■ What is being asked ■
Apart from the images, reproduce all of the data word for word.

■ Dataset excerpts ■
= = = =
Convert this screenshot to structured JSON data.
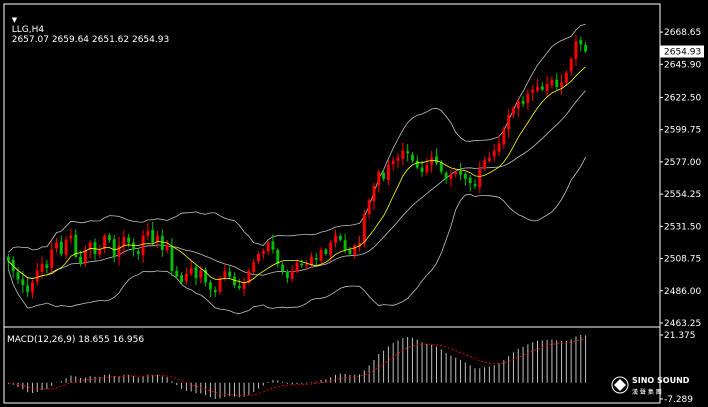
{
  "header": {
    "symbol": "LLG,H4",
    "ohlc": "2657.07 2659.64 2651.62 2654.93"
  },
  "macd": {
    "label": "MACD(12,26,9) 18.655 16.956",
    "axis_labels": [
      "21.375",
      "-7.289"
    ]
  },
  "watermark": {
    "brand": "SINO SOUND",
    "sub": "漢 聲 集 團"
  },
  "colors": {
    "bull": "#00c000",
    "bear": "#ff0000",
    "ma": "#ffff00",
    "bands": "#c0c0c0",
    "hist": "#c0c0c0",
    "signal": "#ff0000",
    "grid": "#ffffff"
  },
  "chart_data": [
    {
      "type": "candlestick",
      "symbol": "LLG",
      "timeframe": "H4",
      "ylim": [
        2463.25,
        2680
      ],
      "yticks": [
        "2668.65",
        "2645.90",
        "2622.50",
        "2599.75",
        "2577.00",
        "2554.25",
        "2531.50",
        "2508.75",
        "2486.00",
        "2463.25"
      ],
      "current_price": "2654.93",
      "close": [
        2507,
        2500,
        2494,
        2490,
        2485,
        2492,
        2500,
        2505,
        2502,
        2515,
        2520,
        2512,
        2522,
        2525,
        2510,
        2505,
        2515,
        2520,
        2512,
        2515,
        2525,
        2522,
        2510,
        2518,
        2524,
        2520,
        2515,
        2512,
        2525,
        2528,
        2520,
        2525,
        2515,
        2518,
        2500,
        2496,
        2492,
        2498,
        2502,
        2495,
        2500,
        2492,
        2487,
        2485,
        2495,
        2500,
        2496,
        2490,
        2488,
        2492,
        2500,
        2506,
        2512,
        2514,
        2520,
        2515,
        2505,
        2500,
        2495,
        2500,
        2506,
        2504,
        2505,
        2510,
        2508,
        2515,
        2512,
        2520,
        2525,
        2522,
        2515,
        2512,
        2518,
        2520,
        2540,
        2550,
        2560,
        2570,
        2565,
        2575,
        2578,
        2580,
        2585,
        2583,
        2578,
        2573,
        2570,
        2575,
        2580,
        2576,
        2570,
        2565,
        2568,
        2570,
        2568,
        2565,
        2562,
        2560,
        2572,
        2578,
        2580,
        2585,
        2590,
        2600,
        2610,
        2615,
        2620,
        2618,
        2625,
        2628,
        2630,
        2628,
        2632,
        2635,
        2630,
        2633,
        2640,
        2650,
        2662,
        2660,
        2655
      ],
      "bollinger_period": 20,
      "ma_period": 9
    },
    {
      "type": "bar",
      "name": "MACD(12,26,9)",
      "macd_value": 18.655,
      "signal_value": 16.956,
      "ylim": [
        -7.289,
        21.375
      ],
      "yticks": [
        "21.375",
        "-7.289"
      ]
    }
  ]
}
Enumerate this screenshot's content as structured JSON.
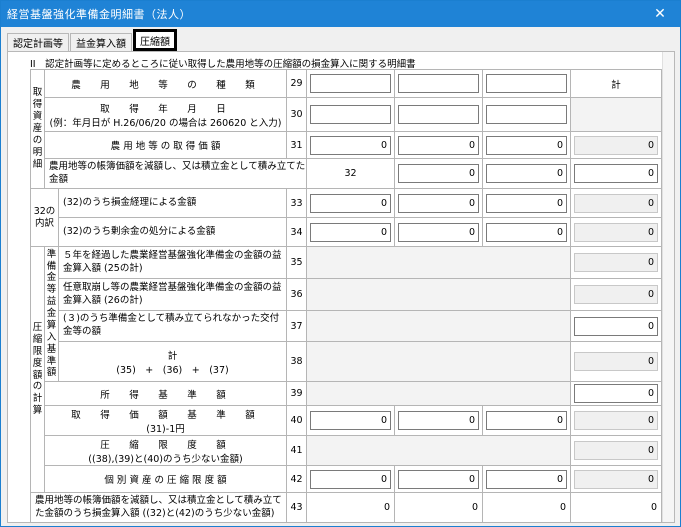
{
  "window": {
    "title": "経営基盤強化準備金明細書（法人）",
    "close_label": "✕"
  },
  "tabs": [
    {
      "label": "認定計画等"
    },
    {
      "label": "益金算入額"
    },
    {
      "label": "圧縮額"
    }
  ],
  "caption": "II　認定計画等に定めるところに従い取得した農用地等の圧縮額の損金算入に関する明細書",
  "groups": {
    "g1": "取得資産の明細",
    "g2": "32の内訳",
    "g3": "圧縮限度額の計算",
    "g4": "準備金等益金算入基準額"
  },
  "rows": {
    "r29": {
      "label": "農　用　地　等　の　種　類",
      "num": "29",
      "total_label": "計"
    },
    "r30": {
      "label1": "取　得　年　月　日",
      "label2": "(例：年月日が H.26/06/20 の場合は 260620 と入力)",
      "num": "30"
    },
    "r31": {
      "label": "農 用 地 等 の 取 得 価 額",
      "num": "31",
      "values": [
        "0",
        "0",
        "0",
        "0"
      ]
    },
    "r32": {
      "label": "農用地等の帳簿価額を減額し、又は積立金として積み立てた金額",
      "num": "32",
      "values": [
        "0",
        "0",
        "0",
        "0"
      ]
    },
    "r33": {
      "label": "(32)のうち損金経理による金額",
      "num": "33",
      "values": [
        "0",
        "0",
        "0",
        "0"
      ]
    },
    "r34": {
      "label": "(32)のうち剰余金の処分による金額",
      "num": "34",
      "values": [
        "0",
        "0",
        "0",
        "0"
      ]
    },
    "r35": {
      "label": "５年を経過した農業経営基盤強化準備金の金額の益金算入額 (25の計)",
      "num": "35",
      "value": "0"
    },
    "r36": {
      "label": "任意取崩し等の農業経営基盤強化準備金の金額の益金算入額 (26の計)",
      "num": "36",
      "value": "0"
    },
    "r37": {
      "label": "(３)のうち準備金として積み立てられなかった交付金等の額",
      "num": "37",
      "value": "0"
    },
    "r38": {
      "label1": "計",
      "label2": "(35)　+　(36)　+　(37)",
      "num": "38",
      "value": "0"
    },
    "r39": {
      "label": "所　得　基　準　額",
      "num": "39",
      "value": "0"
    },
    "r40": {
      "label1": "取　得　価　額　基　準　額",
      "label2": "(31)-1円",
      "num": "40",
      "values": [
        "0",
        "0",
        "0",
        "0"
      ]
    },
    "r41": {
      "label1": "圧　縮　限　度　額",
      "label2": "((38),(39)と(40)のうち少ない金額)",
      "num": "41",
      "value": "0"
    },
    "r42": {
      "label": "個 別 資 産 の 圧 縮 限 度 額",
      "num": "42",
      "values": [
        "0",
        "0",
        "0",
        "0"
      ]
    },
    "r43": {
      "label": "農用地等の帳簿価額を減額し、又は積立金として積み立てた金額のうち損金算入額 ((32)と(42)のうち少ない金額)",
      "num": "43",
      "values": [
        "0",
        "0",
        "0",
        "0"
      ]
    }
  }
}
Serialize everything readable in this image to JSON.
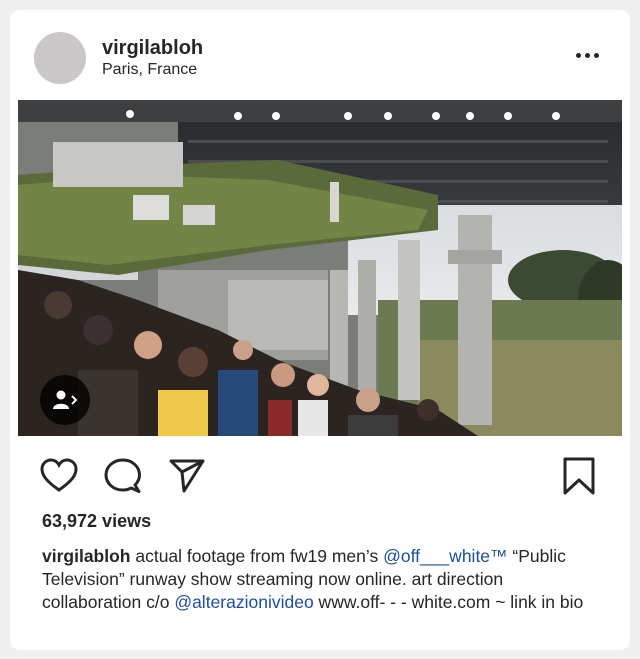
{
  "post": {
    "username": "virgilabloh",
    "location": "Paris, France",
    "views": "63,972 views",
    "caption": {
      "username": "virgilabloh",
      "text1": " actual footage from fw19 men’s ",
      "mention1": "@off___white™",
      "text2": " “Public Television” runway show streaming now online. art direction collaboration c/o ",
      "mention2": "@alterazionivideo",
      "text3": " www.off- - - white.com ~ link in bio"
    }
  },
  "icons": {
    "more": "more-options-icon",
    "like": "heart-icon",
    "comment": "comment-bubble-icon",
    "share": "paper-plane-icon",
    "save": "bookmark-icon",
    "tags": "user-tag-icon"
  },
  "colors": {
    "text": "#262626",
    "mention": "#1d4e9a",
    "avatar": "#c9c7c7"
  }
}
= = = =
■ Output for this task ■
Convert this screenshot to structured JSON data.
{
  "header": {
    "symbol": "LLG,H4",
    "ohlc": "2657.07 2659.64 2651.62 2654.93"
  },
  "macd": {
    "label": "MACD(12,26,9) 18.655 16.956",
    "axis_labels": [
      "21.375",
      "-7.289"
    ]
  },
  "watermark": {
    "brand": "SINO SOUND",
    "sub": "漢 聲 集 團"
  },
  "colors": {
    "bull": "#00c000",
    "bear": "#ff0000",
    "ma": "#ffff00",
    "bands": "#c0c0c0",
    "hist": "#c0c0c0",
    "signal": "#ff0000",
    "grid": "#ffffff"
  },
  "chart_data": [
    {
      "type": "candlestick",
      "symbol": "LLG",
      "timeframe": "H4",
      "ylim": [
        2463.25,
        2680
      ],
      "yticks": [
        "2668.65",
        "2645.90",
        "2622.50",
        "2599.75",
        "2577.00",
        "2554.25",
        "2531.50",
        "2508.75",
        "2486.00",
        "2463.25"
      ],
      "current_price": "2654.93",
      "close": [
        2507,
        2500,
        2494,
        2490,
        2485,
        2492,
        2500,
        2505,
        2502,
        2515,
        2520,
        2512,
        2522,
        2525,
        2510,
        2505,
        2515,
        2520,
        2512,
        2515,
        2525,
        2522,
        2510,
        2518,
        2524,
        2520,
        2515,
        2512,
        2525,
        2528,
        2520,
        2525,
        2515,
        2518,
        2500,
        2496,
        2492,
        2498,
        2502,
        2495,
        2500,
        2492,
        2487,
        2485,
        2495,
        2500,
        2496,
        2490,
        2488,
        2492,
        2500,
        2506,
        2512,
        2514,
        2520,
        2515,
        2505,
        2500,
        2495,
        2500,
        2506,
        2504,
        2505,
        2510,
        2508,
        2515,
        2512,
        2520,
        2525,
        2522,
        2515,
        2512,
        2518,
        2520,
        2540,
        2550,
        2560,
        2570,
        2565,
        2575,
        2578,
        2580,
        2585,
        2583,
        2578,
        2573,
        2570,
        2575,
        2580,
        2576,
        2570,
        2565,
        2568,
        2570,
        2568,
        2565,
        2562,
        2560,
        2572,
        2578,
        2580,
        2585,
        2590,
        2600,
        2610,
        2615,
        2620,
        2618,
        2625,
        2628,
        2630,
        2628,
        2632,
        2635,
        2630,
        2633,
        2640,
        2650,
        2662,
        2660,
        2655
      ],
      "bollinger_period": 20,
      "ma_period": 9
    },
    {
      "type": "bar",
      "name": "MACD(12,26,9)",
      "macd_value": 18.655,
      "signal_value": 16.956,
      "ylim": [
        -7.289,
        21.375
      ],
      "yticks": [
        "21.375",
        "-7.289"
      ]
    }
  ]
}
Enumerate this screenshot's content as structured JSON.
{
  "window": {
    "title": "経営基盤強化準備金明細書（法人）",
    "close_label": "✕"
  },
  "tabs": [
    {
      "label": "認定計画等"
    },
    {
      "label": "益金算入額"
    },
    {
      "label": "圧縮額"
    }
  ],
  "caption": "II　認定計画等に定めるところに従い取得した農用地等の圧縮額の損金算入に関する明細書",
  "groups": {
    "g1": "取得資産の明細",
    "g2": "32の内訳",
    "g3": "圧縮限度額の計算",
    "g4": "準備金等益金算入基準額"
  },
  "rows": {
    "r29": {
      "label": "農　用　地　等　の　種　類",
      "num": "29",
      "total_label": "計"
    },
    "r30": {
      "label1": "取　得　年　月　日",
      "label2": "(例：年月日が H.26/06/20 の場合は 260620 と入力)",
      "num": "30"
    },
    "r31": {
      "label": "農 用 地 等 の 取 得 価 額",
      "num": "31",
      "values": [
        "0",
        "0",
        "0",
        "0"
      ]
    },
    "r32": {
      "label": "農用地等の帳簿価額を減額し、又は積立金として積み立てた金額",
      "num": "32",
      "values": [
        "0",
        "0",
        "0",
        "0"
      ]
    },
    "r33": {
      "label": "(32)のうち損金経理による金額",
      "num": "33",
      "values": [
        "0",
        "0",
        "0",
        "0"
      ]
    },
    "r34": {
      "label": "(32)のうち剰余金の処分による金額",
      "num": "34",
      "values": [
        "0",
        "0",
        "0",
        "0"
      ]
    },
    "r35": {
      "label": "５年を経過した農業経営基盤強化準備金の金額の益金算入額 (25の計)",
      "num": "35",
      "value": "0"
    },
    "r36": {
      "label": "任意取崩し等の農業経営基盤強化準備金の金額の益金算入額 (26の計)",
      "num": "36",
      "value": "0"
    },
    "r37": {
      "label": "(３)のうち準備金として積み立てられなかった交付金等の額",
      "num": "37",
      "value": "0"
    },
    "r38": {
      "label1": "計",
      "label2": "(35)　+　(36)　+　(37)",
      "num": "38",
      "value": "0"
    },
    "r39": {
      "label": "所　得　基　準　額",
      "num": "39",
      "value": "0"
    },
    "r40": {
      "label1": "取　得　価　額　基　準　額",
      "label2": "(31)-1円",
      "num": "40",
      "values": [
        "0",
        "0",
        "0",
        "0"
      ]
    },
    "r41": {
      "label1": "圧　縮　限　度　額",
      "label2": "((38),(39)と(40)のうち少ない金額)",
      "num": "41",
      "value": "0"
    },
    "r42": {
      "label": "個 別 資 産 の 圧 縮 限 度 額",
      "num": "42",
      "values": [
        "0",
        "0",
        "0",
        "0"
      ]
    },
    "r43": {
      "label": "農用地等の帳簿価額を減額し、又は積立金として積み立てた金額のうち損金算入額 ((32)と(42)のうち少ない金額)",
      "num": "43",
      "values": [
        "0",
        "0",
        "0",
        "0"
      ]
    }
  }
}
Serialize everything readable in this image to JSON.
{
  "post": {
    "username": "virgilabloh",
    "location": "Paris, France",
    "views": "63,972 views",
    "caption": {
      "username": "virgilabloh",
      "text1": " actual footage from fw19 men’s ",
      "mention1": "@off___white™",
      "text2": " “Public Television” runway show streaming now online. art direction collaboration c/o ",
      "mention2": "@alterazionivideo",
      "text3": " www.off- - - white.com ~ link in bio"
    }
  },
  "icons": {
    "more": "more-options-icon",
    "like": "heart-icon",
    "comment": "comment-bubble-icon",
    "share": "paper-plane-icon",
    "save": "bookmark-icon",
    "tags": "user-tag-icon"
  },
  "colors": {
    "text": "#262626",
    "mention": "#1d4e9a",
    "avatar": "#c9c7c7"
  }
}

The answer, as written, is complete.